TMAF invests in research for two main reasons. Firstly, we want to help find answers to the major scientific questions and challenges in farming. Secondly, we want to develop the skills and expertise of young researchers help them forge a career of contributing to agriculture through their work in science.
Our investment in future scientists
Suzannah Cobb is working at the UEA in research supported by TMAF, BBRO and KWS to discover whether sugar beet varieties developed to be resistant to virus yellows attack will stand up in the field. Read her earlier research update.
Joseph Martlew is researching subsoil compaction and ways to alleviate it and measure it more effectively. The work is a collaboration between Cranfield University and NIAB with support from TMAF for field experiments.
Read his previous summary of his research.
They are both happy to answer our questions to give an update of what they are doing now towards their PhD’s.
If a PhD is a researching and reporting race to a finish line, where are you both now?
SC: I’m halfway through my second year, which is halfway through my experimental work before the final year which will be writing up. I’ve probably worked out which race I’m in and what I need to do to get to the finish line, getting on with the running, but not thinking too much about the writing up at the end yet!
JM: I can see the end. But I’m in the very time-consuming, intensive phase of writing up the results, supported by my supervisory team, to ensure concise and effective delivery of my data or results.
A lot of the results of my experimental work have not come until towards the end of my work limiting the time I have to draw everything together.
SC: For me, even though my work is mainly in the glasshouse, a trial takes up to 6 months. What I planted last week, I will not know whether it’s worked until 6 months’ time. I have friends researching other topics who can do a whole experiment in two days: that obviously makes life simpler.
The writing up phase, what’s involved?
JM: You need to write up everything.There is no word limit to a thesis. It is in the form of concise scientific papers. You write from the standpoint of your research question, comparing your own results with those published by other researchers. The final chapter brings it all together in a discussion.
It is logical, but it’s difficult. It’s one of the skills we are supposed to be demonstrating we can do. My supervisor says “pull out all the golden threads of a story that makes sense in the real world.” That’s what I’m doing now.

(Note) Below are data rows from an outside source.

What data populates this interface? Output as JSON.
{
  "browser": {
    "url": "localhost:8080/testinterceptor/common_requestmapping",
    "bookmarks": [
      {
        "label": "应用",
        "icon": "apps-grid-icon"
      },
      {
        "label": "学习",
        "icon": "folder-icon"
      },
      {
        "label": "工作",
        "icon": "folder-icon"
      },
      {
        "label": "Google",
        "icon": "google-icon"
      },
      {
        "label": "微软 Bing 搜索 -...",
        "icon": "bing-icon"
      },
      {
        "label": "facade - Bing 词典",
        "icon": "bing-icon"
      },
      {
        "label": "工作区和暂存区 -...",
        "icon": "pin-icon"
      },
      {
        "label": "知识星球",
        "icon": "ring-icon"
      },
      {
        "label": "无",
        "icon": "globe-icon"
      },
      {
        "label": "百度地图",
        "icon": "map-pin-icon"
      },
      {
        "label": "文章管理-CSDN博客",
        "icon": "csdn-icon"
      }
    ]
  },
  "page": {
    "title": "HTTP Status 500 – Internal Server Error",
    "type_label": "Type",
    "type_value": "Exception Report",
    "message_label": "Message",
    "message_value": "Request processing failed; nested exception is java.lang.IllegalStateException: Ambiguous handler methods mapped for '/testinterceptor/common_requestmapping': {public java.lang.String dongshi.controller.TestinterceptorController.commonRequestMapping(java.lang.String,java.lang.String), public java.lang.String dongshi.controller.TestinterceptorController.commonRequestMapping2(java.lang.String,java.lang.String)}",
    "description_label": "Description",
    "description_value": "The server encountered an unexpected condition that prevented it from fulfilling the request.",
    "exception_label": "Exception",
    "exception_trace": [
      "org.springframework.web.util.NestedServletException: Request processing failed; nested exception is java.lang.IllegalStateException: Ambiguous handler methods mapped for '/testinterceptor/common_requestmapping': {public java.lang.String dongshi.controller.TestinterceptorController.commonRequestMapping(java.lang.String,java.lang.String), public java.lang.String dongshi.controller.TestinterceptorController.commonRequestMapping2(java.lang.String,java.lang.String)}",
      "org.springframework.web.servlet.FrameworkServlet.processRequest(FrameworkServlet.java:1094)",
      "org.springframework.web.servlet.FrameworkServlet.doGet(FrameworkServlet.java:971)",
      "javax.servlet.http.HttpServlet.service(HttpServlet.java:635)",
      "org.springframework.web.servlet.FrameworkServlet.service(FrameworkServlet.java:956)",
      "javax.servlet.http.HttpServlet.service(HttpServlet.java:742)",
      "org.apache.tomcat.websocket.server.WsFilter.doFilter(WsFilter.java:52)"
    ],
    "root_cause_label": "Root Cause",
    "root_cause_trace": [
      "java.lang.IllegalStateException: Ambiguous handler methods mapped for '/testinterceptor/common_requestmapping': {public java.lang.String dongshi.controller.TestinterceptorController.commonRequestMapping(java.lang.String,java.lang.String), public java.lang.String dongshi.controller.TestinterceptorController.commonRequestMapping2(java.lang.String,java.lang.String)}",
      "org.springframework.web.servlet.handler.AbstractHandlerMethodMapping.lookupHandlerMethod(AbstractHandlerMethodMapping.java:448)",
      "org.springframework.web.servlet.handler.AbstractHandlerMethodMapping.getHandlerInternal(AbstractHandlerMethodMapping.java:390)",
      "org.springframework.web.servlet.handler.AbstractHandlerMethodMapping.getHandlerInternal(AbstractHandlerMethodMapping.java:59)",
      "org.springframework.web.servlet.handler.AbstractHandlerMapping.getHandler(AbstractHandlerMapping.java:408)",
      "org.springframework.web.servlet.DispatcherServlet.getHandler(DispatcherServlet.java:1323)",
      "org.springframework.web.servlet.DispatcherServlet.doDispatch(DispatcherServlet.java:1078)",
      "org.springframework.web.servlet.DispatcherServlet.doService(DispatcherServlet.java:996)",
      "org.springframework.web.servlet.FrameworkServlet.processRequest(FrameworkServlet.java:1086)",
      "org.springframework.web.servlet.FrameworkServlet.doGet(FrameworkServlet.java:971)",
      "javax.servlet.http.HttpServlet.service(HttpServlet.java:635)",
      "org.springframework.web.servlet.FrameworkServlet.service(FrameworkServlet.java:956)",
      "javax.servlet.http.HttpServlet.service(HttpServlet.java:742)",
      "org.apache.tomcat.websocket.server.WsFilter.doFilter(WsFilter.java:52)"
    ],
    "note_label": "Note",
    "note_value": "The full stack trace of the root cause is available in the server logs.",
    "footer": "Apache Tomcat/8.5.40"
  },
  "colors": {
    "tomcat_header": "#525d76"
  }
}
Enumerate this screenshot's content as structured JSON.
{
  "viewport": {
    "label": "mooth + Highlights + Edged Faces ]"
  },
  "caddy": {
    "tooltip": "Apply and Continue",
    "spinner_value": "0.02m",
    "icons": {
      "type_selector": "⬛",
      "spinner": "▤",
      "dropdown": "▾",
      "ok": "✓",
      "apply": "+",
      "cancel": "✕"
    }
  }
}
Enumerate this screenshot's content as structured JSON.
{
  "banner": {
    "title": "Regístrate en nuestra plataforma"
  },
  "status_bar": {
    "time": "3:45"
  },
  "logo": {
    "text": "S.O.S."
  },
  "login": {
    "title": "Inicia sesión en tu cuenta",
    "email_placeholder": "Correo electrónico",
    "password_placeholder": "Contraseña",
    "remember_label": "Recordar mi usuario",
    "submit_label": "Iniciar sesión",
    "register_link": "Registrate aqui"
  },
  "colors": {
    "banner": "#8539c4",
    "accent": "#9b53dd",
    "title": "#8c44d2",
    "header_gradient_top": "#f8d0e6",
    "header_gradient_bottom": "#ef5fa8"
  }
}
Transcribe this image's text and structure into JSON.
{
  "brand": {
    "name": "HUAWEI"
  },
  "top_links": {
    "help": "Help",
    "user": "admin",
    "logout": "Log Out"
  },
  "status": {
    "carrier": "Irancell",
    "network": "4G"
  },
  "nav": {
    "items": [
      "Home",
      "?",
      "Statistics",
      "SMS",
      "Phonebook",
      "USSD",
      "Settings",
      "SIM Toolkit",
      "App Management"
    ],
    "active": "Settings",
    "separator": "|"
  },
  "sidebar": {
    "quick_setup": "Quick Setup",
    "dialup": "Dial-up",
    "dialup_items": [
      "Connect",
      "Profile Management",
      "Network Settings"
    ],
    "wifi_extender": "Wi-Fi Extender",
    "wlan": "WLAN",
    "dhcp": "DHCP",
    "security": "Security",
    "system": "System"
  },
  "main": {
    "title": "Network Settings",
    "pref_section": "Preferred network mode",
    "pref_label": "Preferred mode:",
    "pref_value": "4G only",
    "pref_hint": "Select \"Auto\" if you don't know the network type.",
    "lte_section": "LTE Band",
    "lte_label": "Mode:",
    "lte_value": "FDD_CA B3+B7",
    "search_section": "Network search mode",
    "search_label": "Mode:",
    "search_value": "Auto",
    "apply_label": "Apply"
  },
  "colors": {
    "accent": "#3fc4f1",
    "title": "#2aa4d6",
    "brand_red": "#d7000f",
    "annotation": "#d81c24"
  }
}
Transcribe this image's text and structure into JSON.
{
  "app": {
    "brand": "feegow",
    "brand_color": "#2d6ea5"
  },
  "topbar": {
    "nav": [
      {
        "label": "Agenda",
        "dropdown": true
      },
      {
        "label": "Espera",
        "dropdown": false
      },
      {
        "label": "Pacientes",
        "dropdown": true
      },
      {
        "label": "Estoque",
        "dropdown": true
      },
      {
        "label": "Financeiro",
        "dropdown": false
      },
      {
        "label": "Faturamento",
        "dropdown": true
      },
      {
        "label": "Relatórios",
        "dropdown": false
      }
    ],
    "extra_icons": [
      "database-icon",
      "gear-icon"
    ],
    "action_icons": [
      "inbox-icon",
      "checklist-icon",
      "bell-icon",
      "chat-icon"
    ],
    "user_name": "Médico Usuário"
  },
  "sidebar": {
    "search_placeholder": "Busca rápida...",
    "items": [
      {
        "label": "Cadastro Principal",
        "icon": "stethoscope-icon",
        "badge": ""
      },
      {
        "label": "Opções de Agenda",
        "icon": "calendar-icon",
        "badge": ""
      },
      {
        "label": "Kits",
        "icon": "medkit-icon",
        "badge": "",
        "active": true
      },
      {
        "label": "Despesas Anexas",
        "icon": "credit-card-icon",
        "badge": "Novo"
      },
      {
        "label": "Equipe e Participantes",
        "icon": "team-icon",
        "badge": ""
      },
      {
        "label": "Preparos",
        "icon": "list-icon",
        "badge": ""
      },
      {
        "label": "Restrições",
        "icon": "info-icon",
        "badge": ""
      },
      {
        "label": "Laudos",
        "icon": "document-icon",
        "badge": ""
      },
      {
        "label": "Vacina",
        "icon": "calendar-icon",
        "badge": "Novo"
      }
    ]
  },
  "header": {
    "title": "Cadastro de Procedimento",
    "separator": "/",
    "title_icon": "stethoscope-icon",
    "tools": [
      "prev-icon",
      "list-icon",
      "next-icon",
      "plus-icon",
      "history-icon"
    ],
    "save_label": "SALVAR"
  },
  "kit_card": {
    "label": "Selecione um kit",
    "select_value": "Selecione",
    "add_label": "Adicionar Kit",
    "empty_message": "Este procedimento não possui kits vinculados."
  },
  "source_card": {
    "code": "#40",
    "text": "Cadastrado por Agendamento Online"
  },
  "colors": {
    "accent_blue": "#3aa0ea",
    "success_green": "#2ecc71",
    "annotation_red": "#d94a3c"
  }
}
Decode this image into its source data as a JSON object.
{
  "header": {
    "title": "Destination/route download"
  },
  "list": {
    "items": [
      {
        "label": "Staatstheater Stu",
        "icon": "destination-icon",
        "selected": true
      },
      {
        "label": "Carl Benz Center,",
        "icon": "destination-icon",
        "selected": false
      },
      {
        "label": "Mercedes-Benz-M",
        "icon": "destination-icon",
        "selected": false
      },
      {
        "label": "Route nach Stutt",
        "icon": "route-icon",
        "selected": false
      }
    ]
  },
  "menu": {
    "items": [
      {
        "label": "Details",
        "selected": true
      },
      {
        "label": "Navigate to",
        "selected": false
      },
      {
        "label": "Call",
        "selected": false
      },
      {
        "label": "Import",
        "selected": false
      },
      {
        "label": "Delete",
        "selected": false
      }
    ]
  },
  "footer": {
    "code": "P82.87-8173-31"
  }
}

SC: One of the most tricky things is to keep everything focussed throughout the PhD. But I feel fortunate. Because TMAF and KWS are sponsoring me, I have more of a sense of ‘this what they want’. I’ve got to have something at the end that is relevant to a sugar beet grower. For colleagues of mine in the scientific community, it is easier to go off down a research rabbit hole that looks interesting and emerge 6 months later having proved it wasn’t interesting! I think you have to be conscious throughout your research that you are pulling a useful story together.
Sounds like a PhD can be all-consuming, will it be a wrench when it is over?
JM: I think so. I’m looking forward to the viva (an oral test or focused discussion giving the opportunity to defend your PhD thesis in front of a panel of academic experts). It’s a nice thing. It’s probably the only time that someone will sit down with you and ask you about everything you did in your research! But I will enjoy presenting my work – or parts of it – to TMAF meetings and NIAB, for example.
SC: In some ways a PhD does not end. You can pass on a research thread for someone else to pick up and do more research with. I will be able to tell you in a couple of years’ time what I pass on for someone else to work on.
There will be more updates from the research by Suzannah Cobb and Joseph Martlew.